**What you should do**
Search the entries below for "teaspoon", and copy each line where it appears.

+ + + + +

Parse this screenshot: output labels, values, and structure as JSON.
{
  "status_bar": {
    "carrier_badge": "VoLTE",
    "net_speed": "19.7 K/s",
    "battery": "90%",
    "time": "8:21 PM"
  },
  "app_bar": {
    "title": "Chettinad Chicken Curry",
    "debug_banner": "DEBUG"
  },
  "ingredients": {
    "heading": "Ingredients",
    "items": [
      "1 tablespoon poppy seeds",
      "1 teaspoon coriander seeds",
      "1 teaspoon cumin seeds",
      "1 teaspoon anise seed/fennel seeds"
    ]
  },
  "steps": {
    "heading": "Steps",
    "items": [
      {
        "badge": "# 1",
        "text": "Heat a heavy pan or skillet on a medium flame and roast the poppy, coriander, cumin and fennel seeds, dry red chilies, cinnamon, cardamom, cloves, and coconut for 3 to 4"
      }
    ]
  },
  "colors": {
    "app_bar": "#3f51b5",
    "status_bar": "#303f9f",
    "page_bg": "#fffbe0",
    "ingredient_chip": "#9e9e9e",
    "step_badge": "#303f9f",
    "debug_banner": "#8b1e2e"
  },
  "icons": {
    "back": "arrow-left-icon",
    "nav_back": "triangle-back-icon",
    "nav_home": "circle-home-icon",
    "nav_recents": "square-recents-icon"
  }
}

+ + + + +

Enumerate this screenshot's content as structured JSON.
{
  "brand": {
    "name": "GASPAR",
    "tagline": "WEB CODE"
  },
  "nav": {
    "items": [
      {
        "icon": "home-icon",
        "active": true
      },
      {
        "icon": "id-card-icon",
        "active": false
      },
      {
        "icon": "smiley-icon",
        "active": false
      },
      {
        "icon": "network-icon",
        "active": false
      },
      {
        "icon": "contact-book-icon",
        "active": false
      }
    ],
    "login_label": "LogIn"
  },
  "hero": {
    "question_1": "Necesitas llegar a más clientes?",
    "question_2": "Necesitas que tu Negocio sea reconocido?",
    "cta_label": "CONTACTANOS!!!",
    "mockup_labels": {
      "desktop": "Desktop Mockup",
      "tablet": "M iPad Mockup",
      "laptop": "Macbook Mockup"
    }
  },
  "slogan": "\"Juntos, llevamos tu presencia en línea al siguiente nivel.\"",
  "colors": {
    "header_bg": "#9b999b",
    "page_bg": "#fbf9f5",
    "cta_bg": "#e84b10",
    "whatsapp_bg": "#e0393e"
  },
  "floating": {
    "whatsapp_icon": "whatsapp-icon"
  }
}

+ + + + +

**Solution for this problem**
      "1 teaspoon coriander seeds",
      "1 teaspoon cumin seeds",
      "1 teaspoon anise seed/fennel seeds"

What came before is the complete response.